Davis had won three world titles since 1981 and had dominated the 1985/86 season, winning three of the previous four ranking events. Surely the previous year’s final defeat to Dennis Taylor was merely a blip? Johnson had come from nowhere – he was rated 150-1 before the tournament having never won a major title. But the father-of-six with a penchant for black and white spats and late-night curries found inspiration from somewhere and played magnificent snooker in an 18-12 success. He remains one of snooker’s great fairy-tales.
1982 First round
Tony Knowles 10 Steve Davis 1
Davis might be considered the first modern snooker player – young, fit, dedicated to practice and with no obvious weakness in his game. When he won his first world title in 1981 he looked invincible, and few could have bet against him retaining his crown the following year. Bolton’s Knowles, by contrast, had no pedigree to speak of, having lost to Graham Miles on his only appearance at the Crucible in 1981. But what followed was extraordinary. Knowles was 4-0 up at the interval, 8-1 up at the end of the first session and completed the rout the following day, surely the most shocking scoreline in Crucible history.

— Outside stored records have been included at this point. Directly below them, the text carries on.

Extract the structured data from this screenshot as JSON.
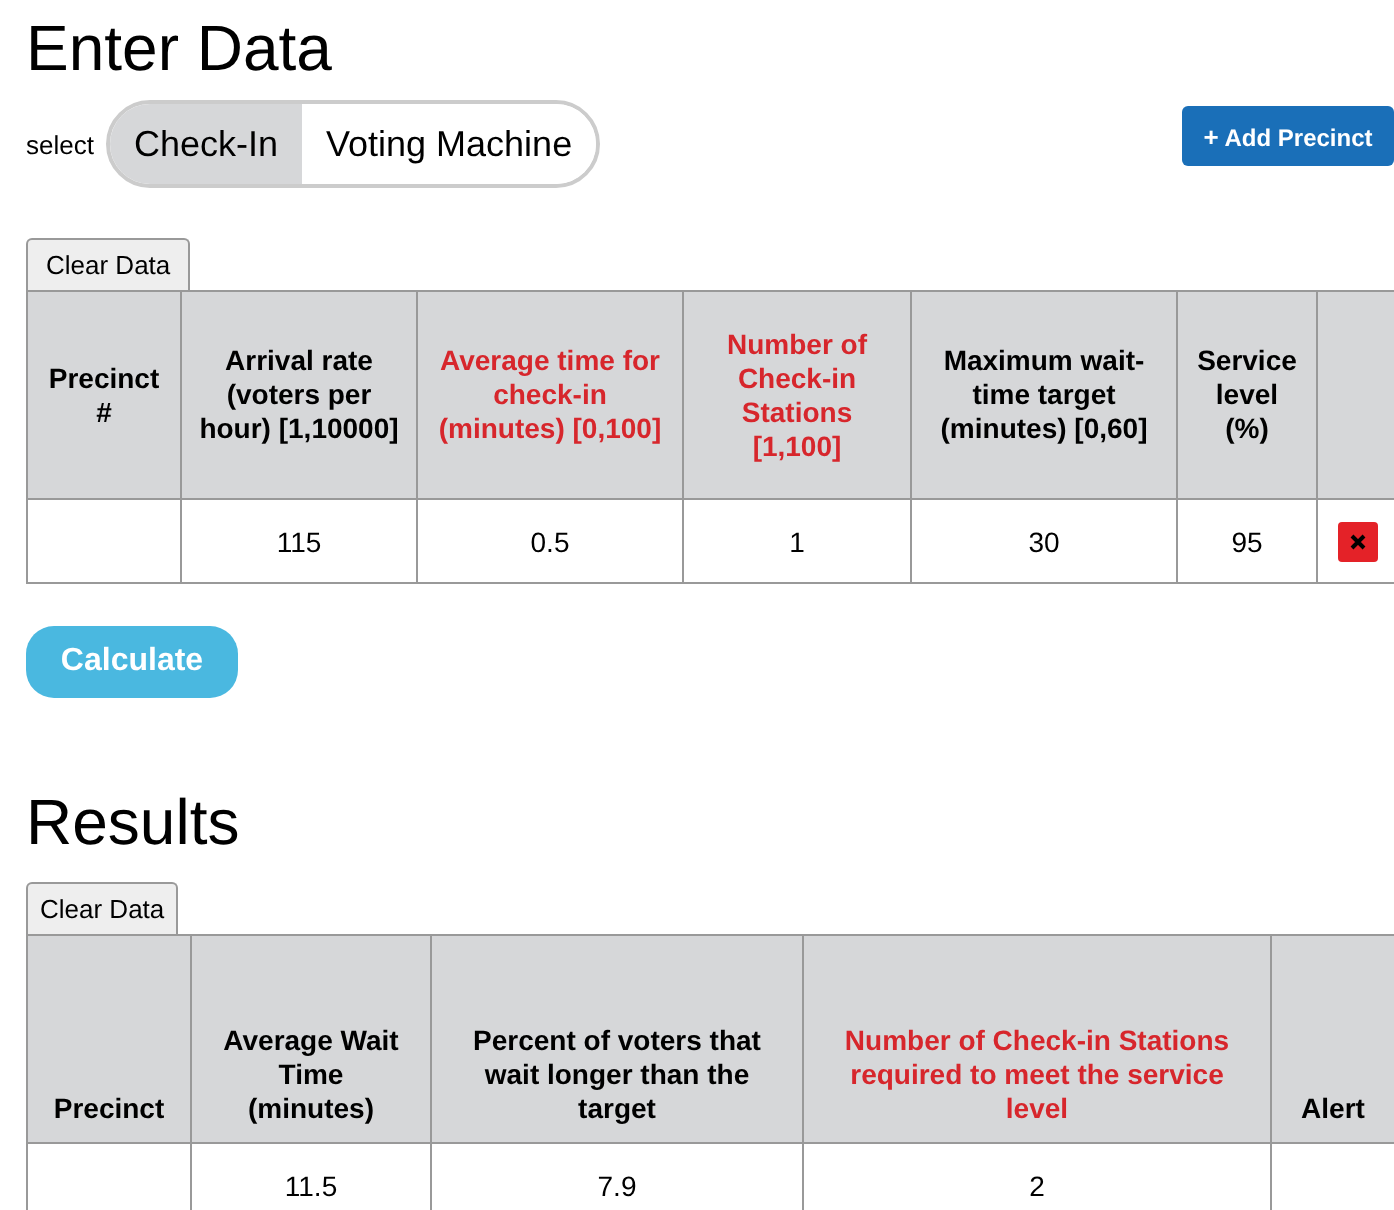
{
  "enter_title": "Enter Data",
  "select_label": "select",
  "mode_toggle": [
    {
      "label": "Check-In",
      "selected": true
    },
    {
      "label": "Voting Machine",
      "selected": false
    }
  ],
  "add_button": {
    "icon": "+",
    "label": "Add Precinct"
  },
  "input_table": {
    "clear_tab": "Clear Data",
    "columns": [
      {
        "label": "Precinct #",
        "highlight": false
      },
      {
        "label": "Arrival rate (voters per hour) [1,10000]",
        "highlight": false
      },
      {
        "label": "Average time for check-in (minutes) [0,100]",
        "highlight": true
      },
      {
        "label": "Number of Check-in Stations [1,100]",
        "highlight": true
      },
      {
        "label": "Maximum wait-time target (minutes) [0,60]",
        "highlight": false
      },
      {
        "label": "Service level (%)",
        "highlight": false
      }
    ],
    "rows": [
      {
        "cells": [
          "",
          "115",
          "0.5",
          "1",
          "30",
          "95"
        ],
        "deletable": true
      }
    ]
  },
  "calculate_button": "Calculate",
  "results_title": "Results",
  "results_table": {
    "clear_tab": "Clear Data",
    "columns": [
      {
        "label": "Precinct",
        "highlight": false
      },
      {
        "label": "Average Wait Time (minutes)",
        "highlight": false
      },
      {
        "label": "Percent of voters that wait longer than the target",
        "highlight": false
      },
      {
        "label": "Number of Check-in Stations required to meet the service level",
        "highlight": true
      },
      {
        "label": "Alert",
        "highlight": false
      }
    ],
    "rows": [
      {
        "cells": [
          "",
          "11.5",
          "7.9",
          "2",
          ""
        ]
      }
    ]
  }
}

Do you agree with this top ten? This list was compiled before this year’s 888.com World Snooker Championship so maybe you think there was a shock this time which deserves a mention? Send your opinions to firstname.lastname@example.org